Your posts indicate expectations this game does not sustain by its approach (I'm not speaking of good or bad here) and some kind of unwillingness to accept and use what it offers, expressed by words like 'shitty fight', 'fucking ranged attacks', 'rewards are shit' and 'every single fucking time'. Expectations like special rewards for doing something, crushing enemies on the first round(s) (which is, unfortunately, possible in almost every fight!), always being superior (i. a. quantitative), enemies having low resistance (so CC is always succesfull), low health and low damage values - less than you or equal - (which, unfortunately, is often the case), the game telling you explicitly that there is a boss fight in the blood cave, not having to reload sometimes or level up if a fight was too hard.
Some arguments have already been made, but to response to all your points:
The gory bull gets to go right after being summoned and deals 59% of the max health of my fighter in two attacks in the first round.
Initiative allows you to go first. Control the bull. Don't expect to be succesfull on your first attempt. But your amount of APs should allow you to have several attempts.

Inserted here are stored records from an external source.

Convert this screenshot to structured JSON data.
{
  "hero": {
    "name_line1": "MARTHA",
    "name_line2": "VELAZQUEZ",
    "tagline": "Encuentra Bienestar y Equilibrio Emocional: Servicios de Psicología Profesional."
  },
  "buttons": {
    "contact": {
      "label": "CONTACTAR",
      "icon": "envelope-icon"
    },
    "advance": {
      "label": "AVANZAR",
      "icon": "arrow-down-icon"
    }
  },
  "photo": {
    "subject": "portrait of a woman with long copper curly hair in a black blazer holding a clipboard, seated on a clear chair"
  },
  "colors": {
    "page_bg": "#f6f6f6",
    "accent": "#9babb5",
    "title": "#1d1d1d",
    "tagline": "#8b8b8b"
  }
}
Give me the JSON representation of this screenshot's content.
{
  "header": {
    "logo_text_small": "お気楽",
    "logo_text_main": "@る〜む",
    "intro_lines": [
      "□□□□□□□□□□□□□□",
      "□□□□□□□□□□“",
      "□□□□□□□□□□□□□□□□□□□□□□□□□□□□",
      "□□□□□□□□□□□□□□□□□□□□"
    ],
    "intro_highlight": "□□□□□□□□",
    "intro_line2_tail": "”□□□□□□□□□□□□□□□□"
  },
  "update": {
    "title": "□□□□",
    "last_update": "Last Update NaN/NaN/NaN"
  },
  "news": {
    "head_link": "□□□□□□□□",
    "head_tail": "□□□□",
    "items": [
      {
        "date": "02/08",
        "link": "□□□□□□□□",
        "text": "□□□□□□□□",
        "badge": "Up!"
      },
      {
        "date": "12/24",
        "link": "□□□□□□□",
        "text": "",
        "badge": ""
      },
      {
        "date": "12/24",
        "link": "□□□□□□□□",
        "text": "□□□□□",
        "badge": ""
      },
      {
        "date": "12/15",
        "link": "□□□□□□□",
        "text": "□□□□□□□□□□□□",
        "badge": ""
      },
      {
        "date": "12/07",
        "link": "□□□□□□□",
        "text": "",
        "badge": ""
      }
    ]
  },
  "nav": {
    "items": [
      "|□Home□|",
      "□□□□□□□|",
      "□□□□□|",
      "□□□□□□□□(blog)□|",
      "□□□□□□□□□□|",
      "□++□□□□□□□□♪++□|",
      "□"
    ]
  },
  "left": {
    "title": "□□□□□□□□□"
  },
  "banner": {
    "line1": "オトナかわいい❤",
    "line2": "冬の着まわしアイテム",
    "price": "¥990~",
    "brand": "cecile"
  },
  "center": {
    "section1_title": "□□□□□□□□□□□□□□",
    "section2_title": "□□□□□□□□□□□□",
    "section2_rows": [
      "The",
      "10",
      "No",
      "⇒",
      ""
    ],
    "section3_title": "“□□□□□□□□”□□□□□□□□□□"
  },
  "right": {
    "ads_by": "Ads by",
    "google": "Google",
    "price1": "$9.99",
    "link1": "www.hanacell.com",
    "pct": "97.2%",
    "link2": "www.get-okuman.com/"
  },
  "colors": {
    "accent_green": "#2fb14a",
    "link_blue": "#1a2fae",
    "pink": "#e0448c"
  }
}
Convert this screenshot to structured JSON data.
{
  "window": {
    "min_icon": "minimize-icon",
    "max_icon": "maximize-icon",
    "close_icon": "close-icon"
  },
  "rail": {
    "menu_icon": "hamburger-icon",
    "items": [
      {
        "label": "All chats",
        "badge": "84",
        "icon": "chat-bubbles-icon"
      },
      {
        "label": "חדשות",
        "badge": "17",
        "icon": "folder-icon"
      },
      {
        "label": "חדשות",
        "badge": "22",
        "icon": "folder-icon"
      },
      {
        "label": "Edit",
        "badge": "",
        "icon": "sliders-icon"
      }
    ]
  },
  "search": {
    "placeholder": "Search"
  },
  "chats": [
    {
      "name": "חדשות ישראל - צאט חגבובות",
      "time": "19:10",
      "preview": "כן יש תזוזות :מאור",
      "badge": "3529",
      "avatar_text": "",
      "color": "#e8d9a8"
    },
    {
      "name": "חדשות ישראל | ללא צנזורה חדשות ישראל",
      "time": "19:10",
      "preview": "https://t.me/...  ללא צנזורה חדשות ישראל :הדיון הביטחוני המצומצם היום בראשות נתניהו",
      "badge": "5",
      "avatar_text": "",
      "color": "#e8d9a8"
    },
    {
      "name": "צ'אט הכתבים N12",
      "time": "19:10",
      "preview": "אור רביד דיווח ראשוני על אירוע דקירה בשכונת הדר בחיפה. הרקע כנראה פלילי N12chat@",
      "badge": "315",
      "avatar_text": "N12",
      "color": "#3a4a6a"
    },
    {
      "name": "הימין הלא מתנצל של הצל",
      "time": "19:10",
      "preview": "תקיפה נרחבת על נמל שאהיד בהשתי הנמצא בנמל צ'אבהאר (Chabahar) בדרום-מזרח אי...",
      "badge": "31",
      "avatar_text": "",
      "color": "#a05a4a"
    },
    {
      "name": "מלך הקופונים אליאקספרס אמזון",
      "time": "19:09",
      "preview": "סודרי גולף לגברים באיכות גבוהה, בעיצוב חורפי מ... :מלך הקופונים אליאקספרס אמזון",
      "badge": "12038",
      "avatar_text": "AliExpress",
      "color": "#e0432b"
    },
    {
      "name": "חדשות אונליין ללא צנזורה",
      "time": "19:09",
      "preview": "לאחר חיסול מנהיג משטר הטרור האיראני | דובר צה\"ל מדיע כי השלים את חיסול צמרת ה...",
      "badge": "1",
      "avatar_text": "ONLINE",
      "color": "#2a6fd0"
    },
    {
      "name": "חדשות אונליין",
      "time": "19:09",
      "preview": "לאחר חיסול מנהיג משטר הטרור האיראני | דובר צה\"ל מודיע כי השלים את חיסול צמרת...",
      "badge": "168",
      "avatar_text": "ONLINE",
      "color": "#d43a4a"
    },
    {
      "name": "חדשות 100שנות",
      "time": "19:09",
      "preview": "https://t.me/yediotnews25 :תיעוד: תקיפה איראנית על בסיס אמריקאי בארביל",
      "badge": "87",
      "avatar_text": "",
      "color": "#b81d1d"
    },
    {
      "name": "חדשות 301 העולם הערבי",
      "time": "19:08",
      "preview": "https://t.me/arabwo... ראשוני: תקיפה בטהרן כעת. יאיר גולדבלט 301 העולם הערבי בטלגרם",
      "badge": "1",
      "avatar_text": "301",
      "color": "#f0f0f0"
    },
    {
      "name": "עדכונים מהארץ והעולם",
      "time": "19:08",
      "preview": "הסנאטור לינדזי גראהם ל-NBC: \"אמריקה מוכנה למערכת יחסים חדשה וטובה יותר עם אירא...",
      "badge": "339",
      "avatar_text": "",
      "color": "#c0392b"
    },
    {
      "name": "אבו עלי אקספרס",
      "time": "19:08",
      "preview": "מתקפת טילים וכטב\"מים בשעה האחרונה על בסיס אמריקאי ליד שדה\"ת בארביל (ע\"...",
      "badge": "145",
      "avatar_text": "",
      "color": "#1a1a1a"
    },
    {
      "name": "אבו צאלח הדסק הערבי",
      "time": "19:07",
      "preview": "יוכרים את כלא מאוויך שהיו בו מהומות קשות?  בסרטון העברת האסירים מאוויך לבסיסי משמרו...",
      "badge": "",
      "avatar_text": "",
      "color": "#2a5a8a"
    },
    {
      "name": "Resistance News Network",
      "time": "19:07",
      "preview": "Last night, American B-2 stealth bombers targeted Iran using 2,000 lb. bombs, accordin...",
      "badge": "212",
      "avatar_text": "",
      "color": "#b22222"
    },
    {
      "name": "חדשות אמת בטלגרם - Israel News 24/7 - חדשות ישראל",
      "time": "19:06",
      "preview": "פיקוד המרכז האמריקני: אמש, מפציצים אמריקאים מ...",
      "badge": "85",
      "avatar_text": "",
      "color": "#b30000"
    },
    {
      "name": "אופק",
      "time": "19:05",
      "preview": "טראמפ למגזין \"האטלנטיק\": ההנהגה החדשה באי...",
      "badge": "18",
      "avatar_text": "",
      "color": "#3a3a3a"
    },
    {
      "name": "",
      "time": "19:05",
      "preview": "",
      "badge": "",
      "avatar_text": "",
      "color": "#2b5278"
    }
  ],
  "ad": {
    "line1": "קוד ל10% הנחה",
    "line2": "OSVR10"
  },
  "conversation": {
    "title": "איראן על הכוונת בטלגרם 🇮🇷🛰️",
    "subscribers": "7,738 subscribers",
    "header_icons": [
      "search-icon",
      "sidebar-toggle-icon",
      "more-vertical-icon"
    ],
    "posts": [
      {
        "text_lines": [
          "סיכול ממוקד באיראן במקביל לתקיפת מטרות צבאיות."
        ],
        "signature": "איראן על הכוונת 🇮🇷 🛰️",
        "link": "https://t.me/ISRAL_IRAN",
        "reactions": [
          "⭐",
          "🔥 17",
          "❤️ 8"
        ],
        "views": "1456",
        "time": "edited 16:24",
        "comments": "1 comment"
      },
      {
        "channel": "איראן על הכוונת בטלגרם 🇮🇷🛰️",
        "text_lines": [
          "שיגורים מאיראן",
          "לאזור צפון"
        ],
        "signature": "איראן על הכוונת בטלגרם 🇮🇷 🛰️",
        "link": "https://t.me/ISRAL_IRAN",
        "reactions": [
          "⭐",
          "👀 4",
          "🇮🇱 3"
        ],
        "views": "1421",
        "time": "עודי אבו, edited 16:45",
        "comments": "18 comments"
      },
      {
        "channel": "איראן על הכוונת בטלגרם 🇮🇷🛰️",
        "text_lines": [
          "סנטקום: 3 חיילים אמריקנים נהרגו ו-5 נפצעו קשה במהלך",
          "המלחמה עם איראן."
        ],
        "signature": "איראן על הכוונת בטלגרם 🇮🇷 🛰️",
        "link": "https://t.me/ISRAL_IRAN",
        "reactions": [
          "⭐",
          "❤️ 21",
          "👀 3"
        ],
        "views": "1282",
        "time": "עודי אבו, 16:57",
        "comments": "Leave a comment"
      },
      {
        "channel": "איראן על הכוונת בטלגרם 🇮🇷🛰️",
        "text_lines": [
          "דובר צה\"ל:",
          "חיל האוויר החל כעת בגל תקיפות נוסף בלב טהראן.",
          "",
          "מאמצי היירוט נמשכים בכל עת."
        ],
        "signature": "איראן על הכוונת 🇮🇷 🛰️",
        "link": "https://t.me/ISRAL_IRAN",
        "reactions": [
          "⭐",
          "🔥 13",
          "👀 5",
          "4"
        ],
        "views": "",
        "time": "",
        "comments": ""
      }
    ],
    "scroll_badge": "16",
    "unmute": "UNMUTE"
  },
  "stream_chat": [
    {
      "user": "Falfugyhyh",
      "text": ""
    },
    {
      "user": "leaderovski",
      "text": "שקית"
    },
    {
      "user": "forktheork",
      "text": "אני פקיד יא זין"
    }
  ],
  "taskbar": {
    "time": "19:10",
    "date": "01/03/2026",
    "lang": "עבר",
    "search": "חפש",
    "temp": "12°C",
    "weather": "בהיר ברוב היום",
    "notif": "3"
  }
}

So first round the mage is dead. She was also the healer.
It's always a bad idea to rely on one single healing option, especially when having three or four party members that receive damage.
summons more creatures than you have members in your party
As I already said: Why not summoning, too? It's a good idea to spend one point in Geo to be able to summon a spider, or Witchcraft for sceletons if you need support. 3 oder 4 members: up to 6 or 8 party members! + Charmed enemies! So 10 or 12 is theoretically possible. That's just one option.
ridiculous health and damage
Damage can be hard: so control enemies and kill the strongest first. And speaking of health: 388 damage is more than 25% of his health (or did I get you wrong?). And one fourth with two arrows for a 'boss' enemy is quite much! And he's a source mage, not a philosopher
Blitz Bolt stuns him and my warrior. He is stunned for one round. My warrior for two. But that is normal because EVERY SINGLE ENEMY after level 10 or so is affected by conditions one turn less than the spell description says.
If Blitz Bolt stuns both the mage and your warrior something went wrong.
The description might be wrong. Enemies get stronger. But so YOU do. It's possible to end statuses earlier if you have high bodybuilding and willpower. And there should be a talent.
You know what would have been creative? A none combat solution like Mass Effect, one of those AAA titles you talked about above, managed to do. But that game was clearly written by marketing research.
And there ARE ways to avoid some fights, as Raze said. Not for this fight. Can be extended for roleplay purposes, I agree. At this point the game wants you to fight, or not to fight. You don't have to fight him, do you? And if you have to fight, because a quest wants you to fight, so fight the fight as the quest says.
This is a single guy in a cave, not a giant skeleton with a burning skull that everyone told you is a tyrant. Why would I assume there is combat soon?? Try to see it from a new players point of view. You talk to someone and suddenly completely out of the blue you're in a fight you can not win.
As Raze said: there are tons of dead bodies, and blood everywhere. So...?
I can't agree with most of your points, although I don't think that combats are always designed well or the balancing cannot be better.
I remember Witcher 3 for not being a good game for its challenging fights, for example. The combat system allows you to fight enemies within a certain level frame (your level + a few levels above) easily, and sets artificial limits, so enemies you can fight (being close to your level) are generally easy if you got used to the mechanics. And Skyrim? I can't compare it for its broken balancing. Very easy on low difficulty, on higher difficulties absolutely weird relation of health and damage between you and your enemies if you level up (by alchemy, lockpicking or what else). Its difficulty comes from artificiality. - But that's not what I wanted to talk about.
Divinity Original Sin EE is more too easy than to difficult (even on highest difficulty), if we take 'difficulty' as the difference between the worst possible builds and player skills that are successful on a difficulty level - and the possible best (the greater the difference the easier the game). And some summons out of nowhere (which I don't like very much either) and some higher enemy HPs is neither impossible (or very difficult) to fight nor very artificial.
Your conclusion (done with this game) is quite hard, and in some points it does not seem to be fair. That's all I wanted to say.